REQUIREMENT
For the word "this", return each line of the data in which it occurs.

----- MATERIAL SHOWN

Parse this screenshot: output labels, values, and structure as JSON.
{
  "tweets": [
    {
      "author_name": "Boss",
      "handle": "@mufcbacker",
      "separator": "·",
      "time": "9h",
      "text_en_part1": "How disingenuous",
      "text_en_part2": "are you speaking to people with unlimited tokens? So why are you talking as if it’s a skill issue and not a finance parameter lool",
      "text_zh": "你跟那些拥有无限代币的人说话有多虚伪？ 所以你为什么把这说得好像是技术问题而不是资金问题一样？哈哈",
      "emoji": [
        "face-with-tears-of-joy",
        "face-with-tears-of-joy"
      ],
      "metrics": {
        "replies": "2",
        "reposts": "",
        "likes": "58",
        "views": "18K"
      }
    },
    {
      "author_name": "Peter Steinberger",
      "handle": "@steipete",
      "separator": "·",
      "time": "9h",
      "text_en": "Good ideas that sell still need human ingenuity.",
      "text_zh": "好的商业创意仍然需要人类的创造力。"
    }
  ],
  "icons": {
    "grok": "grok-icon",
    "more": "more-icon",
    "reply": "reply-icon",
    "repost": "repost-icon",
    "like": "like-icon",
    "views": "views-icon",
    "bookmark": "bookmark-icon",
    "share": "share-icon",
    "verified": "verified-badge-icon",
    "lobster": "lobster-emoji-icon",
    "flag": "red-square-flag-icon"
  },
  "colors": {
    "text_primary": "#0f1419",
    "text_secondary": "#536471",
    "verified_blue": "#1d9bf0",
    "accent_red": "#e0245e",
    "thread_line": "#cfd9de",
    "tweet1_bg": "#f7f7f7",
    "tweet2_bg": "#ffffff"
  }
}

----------
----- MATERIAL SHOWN

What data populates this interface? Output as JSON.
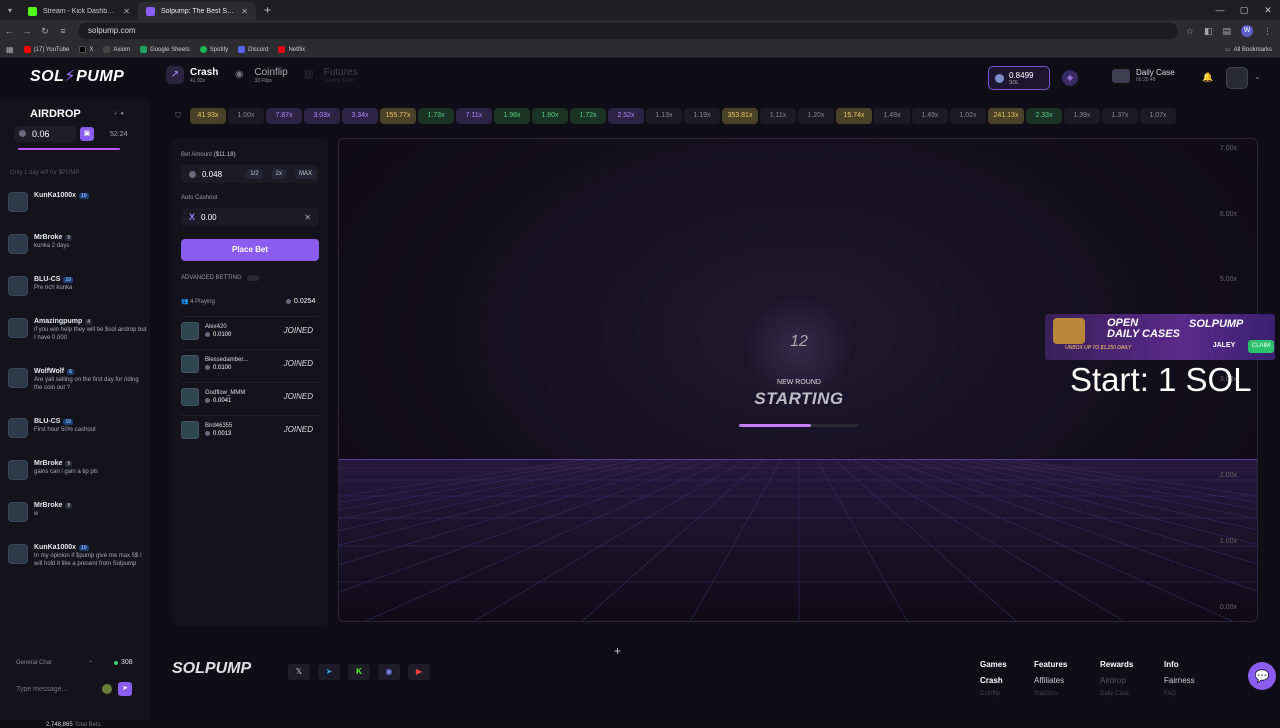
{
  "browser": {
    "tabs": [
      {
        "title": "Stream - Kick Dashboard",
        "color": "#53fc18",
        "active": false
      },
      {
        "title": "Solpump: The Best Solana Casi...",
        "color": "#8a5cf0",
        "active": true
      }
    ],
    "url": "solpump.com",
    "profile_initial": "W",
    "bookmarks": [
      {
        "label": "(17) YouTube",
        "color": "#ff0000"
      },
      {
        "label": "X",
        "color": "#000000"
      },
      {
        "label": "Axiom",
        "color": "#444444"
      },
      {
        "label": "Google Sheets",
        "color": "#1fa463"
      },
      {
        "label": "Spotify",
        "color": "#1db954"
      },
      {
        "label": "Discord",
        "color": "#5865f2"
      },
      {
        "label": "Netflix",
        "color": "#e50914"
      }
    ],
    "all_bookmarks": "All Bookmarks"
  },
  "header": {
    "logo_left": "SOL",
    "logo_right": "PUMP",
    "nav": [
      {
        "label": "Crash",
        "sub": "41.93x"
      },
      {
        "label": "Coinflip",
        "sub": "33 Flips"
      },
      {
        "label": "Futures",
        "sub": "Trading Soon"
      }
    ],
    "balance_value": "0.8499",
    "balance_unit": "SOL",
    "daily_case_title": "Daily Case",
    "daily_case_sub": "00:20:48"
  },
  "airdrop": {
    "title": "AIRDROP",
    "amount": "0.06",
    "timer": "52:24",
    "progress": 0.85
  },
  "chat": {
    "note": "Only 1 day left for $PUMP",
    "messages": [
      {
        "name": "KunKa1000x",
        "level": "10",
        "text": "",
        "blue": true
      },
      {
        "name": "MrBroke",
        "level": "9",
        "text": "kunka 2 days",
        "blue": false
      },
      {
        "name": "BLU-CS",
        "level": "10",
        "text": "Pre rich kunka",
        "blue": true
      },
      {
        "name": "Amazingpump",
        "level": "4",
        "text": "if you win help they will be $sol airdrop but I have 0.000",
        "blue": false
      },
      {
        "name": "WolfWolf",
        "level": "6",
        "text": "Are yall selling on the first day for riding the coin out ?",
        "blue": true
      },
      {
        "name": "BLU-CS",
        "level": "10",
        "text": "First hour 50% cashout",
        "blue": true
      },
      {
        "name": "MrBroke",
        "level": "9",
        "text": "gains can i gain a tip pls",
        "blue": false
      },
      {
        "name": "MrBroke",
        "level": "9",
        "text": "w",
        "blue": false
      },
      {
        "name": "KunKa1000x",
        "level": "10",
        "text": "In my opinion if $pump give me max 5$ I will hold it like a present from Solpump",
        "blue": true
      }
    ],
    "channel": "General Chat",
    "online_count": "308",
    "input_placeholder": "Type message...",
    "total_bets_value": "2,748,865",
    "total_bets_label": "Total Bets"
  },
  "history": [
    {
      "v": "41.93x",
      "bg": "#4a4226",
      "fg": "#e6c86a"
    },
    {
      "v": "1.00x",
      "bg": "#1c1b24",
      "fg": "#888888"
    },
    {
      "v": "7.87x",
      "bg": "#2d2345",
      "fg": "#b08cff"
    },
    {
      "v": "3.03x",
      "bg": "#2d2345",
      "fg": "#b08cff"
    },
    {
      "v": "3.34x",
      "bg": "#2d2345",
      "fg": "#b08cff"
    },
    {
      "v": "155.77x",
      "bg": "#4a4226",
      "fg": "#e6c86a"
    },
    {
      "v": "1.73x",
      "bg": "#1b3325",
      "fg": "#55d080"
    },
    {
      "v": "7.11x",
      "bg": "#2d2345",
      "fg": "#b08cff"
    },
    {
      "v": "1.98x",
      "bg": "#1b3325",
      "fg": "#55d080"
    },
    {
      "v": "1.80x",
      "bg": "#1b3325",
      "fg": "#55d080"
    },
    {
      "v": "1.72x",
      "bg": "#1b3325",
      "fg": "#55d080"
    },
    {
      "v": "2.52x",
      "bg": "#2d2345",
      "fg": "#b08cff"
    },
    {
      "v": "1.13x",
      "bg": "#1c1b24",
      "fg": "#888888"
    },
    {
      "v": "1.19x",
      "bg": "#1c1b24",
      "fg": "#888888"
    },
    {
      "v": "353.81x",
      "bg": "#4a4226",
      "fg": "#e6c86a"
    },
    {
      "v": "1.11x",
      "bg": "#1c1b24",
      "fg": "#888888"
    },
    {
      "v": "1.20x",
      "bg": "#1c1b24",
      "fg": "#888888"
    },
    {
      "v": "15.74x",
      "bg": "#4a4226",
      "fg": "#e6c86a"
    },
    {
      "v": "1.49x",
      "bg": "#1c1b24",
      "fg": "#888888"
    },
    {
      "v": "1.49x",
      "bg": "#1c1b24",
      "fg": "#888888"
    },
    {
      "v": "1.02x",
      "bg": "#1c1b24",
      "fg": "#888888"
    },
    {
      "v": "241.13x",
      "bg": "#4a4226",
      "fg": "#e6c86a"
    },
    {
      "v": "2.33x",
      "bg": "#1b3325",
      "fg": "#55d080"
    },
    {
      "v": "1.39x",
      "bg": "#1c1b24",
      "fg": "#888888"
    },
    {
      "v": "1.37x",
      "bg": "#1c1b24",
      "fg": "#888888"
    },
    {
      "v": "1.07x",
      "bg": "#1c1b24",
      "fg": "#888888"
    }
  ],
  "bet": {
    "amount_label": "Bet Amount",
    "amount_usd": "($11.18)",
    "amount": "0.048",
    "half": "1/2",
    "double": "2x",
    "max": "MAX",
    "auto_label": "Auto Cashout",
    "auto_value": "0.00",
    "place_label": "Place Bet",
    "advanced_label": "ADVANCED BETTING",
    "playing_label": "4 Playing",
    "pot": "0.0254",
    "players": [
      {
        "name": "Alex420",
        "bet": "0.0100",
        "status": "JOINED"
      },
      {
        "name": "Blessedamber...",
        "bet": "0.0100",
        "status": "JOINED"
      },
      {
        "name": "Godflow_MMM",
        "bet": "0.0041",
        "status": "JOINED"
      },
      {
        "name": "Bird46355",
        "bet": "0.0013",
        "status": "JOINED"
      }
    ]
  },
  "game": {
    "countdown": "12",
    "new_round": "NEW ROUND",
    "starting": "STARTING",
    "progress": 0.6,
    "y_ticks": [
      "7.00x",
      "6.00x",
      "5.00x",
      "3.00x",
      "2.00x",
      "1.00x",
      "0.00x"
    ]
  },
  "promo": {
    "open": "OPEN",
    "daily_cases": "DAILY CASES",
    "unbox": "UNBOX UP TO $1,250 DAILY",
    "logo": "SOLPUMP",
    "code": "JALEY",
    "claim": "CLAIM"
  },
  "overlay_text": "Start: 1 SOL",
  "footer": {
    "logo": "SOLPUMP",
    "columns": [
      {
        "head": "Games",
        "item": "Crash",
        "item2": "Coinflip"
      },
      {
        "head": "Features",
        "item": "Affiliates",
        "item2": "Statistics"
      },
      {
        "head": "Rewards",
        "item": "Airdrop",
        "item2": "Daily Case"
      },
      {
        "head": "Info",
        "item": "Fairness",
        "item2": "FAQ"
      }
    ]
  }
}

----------

YOUR SOLUTION
Parse this screenshot: output labels, values, and structure as JSON.
What data populates this interface? Output as JSON.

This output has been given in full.